This game helps students with basic basketball skills, like dribbling. Students also learn to multitask and hone hand-eye coordination without needing much space. Hand each student a ball and have them scatter around the area. Upon your go, a student will dribble her ball using proper technique while trying to knock other students' balls away. She will continue in an attempt to be the last standing. Note that once a student's ball is knocked away, she must retrieve the ball and sit out the rest of the game. Play multiple games.
Dodgeball Mat Challenge
Dodgeball works your hand-eye coordination, throwing skills and aim in a confined setting. Separate students into equal groups and lay out as many mats as there are groups. Have each group stand on its designated mat and hand each group five soft foam balls. On go, a group will launch its balls at other groups without stepping off the mat. If a group member is hit or steps off the mat, he is out. If a ball is thrown and an opposing team member catches the ball, the thrower is out. However, once a team is out of balls and can't grasp nearby balls without stepping off the mat, the whole team must step completely off the mat to retrieve more balls. The amount of balls they get depends on their courage. During this retrieval, any team member hit is eliminated. The winner is the last person or last team standing.

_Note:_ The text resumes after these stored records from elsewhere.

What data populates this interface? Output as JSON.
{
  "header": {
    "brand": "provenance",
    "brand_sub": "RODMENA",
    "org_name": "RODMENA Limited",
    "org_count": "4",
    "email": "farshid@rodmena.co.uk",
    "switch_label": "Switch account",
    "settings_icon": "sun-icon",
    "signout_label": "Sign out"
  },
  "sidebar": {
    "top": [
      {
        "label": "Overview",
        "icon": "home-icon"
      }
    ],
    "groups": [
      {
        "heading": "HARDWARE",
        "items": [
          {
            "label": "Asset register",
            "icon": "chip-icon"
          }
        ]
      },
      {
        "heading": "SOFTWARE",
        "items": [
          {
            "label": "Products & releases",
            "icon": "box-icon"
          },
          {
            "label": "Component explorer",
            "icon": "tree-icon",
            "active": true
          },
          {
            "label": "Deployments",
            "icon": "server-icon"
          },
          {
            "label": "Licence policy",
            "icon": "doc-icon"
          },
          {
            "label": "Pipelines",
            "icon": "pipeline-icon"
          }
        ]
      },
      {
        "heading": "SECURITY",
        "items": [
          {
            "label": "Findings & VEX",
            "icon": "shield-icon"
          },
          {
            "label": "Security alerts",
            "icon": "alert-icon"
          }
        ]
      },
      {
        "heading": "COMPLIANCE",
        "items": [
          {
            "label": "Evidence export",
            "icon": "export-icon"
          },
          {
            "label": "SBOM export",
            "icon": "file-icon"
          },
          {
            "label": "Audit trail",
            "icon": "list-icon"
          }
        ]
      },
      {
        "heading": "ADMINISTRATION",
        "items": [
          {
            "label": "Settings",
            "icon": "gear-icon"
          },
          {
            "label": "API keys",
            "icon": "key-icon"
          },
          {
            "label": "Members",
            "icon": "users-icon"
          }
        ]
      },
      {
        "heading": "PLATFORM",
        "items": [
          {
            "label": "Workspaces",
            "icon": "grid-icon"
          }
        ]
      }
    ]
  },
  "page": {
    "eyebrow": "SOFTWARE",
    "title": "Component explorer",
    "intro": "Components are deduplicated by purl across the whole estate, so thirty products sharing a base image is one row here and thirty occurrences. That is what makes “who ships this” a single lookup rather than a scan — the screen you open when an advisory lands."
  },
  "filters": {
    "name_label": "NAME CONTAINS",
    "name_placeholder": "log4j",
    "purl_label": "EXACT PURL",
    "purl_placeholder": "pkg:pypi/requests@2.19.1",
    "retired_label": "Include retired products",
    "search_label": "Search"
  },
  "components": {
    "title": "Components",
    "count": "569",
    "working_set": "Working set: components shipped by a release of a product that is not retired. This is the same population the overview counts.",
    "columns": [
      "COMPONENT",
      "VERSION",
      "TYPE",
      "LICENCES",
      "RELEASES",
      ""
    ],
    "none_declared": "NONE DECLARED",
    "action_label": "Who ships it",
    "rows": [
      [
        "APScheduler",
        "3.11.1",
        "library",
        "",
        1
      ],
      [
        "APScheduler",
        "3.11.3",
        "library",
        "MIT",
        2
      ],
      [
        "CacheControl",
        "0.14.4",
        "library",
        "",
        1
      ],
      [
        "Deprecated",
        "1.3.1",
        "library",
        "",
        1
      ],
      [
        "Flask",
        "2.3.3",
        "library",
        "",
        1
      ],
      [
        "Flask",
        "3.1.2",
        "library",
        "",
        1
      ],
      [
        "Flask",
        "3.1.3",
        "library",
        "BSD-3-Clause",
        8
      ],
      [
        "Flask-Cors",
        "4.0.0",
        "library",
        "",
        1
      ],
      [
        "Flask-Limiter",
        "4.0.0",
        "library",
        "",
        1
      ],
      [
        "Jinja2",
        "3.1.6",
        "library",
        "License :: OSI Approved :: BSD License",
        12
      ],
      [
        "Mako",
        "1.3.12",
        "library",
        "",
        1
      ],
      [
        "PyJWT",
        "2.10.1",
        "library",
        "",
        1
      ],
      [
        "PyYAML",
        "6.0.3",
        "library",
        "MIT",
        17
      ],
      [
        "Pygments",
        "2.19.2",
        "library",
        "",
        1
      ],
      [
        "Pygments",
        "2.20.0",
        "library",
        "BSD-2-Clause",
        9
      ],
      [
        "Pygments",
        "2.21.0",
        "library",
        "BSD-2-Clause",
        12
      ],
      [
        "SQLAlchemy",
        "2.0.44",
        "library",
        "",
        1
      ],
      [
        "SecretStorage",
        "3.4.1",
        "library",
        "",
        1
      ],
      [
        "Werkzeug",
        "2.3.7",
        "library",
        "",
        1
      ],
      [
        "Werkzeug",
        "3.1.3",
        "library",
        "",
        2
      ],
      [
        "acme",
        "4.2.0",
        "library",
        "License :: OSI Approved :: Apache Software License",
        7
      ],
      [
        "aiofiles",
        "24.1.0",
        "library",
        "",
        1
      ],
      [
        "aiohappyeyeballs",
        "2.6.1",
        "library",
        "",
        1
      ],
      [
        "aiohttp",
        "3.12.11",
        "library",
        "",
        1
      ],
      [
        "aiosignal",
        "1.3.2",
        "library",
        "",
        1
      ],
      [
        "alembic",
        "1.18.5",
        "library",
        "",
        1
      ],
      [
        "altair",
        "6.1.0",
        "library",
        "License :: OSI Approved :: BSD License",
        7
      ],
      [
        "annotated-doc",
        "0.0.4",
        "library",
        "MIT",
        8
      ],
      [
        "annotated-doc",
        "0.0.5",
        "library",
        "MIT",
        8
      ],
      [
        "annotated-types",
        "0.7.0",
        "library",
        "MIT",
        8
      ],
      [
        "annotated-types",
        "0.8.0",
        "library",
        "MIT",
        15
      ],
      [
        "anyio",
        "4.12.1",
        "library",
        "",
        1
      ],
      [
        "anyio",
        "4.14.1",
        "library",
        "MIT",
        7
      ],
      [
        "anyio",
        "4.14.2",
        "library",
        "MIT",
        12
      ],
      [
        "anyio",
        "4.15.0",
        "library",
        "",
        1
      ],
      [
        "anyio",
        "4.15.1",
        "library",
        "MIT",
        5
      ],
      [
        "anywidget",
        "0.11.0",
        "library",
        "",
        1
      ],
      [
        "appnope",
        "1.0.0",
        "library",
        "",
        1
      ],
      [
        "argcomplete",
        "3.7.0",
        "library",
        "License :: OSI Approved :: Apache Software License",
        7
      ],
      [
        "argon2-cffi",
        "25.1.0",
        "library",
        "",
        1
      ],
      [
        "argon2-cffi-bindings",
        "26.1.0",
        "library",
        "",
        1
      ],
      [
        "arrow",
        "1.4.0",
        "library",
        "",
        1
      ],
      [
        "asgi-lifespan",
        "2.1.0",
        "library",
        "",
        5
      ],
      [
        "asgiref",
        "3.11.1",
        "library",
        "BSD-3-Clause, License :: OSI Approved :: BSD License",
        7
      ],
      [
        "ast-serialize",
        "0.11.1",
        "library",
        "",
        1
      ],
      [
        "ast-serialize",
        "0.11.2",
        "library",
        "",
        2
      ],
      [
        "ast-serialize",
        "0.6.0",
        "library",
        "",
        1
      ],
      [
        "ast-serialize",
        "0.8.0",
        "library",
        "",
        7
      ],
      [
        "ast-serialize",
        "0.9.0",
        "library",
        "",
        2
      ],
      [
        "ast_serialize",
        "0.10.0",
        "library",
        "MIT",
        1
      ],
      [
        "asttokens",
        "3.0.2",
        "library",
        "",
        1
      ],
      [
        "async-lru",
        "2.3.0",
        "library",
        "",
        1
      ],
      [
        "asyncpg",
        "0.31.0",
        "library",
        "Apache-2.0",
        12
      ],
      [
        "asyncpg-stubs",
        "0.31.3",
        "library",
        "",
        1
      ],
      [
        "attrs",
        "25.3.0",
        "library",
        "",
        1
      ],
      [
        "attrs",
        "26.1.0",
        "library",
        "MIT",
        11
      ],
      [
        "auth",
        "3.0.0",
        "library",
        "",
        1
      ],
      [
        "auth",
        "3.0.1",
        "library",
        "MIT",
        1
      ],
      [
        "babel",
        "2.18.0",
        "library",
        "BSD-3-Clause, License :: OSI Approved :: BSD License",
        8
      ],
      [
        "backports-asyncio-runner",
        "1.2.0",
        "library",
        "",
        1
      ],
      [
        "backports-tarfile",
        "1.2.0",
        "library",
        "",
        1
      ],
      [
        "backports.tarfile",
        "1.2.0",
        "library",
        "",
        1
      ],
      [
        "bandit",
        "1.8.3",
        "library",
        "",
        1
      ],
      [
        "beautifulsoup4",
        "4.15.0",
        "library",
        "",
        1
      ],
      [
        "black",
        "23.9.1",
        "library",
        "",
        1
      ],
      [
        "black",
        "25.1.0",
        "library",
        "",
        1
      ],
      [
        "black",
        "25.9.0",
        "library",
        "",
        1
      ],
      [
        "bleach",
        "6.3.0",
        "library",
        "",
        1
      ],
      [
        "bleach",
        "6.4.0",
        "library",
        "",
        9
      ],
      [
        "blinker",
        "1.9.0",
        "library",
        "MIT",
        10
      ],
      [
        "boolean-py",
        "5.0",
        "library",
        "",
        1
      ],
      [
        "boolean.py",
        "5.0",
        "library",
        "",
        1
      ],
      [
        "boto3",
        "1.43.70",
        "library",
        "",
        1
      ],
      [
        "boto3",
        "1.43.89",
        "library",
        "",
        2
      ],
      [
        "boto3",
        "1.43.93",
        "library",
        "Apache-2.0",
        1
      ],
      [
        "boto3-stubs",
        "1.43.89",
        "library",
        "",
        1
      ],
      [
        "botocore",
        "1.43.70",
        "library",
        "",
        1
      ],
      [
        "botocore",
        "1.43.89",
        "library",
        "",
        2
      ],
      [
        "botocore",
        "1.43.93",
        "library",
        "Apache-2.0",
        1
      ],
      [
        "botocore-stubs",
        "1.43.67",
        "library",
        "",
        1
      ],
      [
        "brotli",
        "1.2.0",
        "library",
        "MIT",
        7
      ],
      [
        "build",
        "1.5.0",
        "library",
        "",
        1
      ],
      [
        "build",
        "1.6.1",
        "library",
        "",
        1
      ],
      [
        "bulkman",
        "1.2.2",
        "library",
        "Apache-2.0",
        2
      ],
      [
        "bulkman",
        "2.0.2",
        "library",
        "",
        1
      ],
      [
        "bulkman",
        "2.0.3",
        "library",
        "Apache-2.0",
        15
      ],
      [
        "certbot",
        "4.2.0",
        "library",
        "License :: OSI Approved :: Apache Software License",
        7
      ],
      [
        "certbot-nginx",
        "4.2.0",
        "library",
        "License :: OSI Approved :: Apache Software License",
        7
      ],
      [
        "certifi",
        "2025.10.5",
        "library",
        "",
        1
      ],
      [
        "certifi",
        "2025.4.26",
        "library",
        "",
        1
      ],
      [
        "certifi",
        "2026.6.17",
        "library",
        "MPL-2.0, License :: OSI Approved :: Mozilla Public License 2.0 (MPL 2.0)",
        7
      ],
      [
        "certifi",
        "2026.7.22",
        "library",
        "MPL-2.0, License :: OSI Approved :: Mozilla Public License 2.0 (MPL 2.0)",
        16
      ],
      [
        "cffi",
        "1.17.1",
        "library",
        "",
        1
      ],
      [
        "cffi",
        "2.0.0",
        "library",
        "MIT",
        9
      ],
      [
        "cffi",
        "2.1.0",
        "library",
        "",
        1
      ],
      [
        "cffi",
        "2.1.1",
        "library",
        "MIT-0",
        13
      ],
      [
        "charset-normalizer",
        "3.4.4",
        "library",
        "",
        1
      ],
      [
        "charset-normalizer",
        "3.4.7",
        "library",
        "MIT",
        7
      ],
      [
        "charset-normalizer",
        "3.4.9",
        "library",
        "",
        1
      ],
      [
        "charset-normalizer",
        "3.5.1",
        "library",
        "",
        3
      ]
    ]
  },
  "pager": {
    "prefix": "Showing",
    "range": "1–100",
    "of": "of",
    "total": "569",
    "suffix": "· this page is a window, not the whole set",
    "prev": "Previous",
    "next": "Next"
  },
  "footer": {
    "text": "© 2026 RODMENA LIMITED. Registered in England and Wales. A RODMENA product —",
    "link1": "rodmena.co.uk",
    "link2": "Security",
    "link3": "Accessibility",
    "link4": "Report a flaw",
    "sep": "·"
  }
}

This exercise helps teamwork, balance and upper-body movement, and only requires the diameter of the gym. Separate the students into equal groups and hand each group 25 balls, a pen and paper. Designate a holder in each group. Upon your go, the team will hand balls to the holder for three minutes. The holder will attempt to hold as many balls as possible for 10 seconds without using clothes, walls or the floor as support. Once time is called, all holders will line up at one end of the gym, walk to the opposite side and return, careful not to drop any balls. Upon the holder's return, a team member will record the number of balls in his possession. The process is repeated, with each student taking a turn as the holder. After everyone has gone, the team will add up the recorded numbers. The team with the highest number wins. Note that students can't pick up any balls that drop when walking across the gym.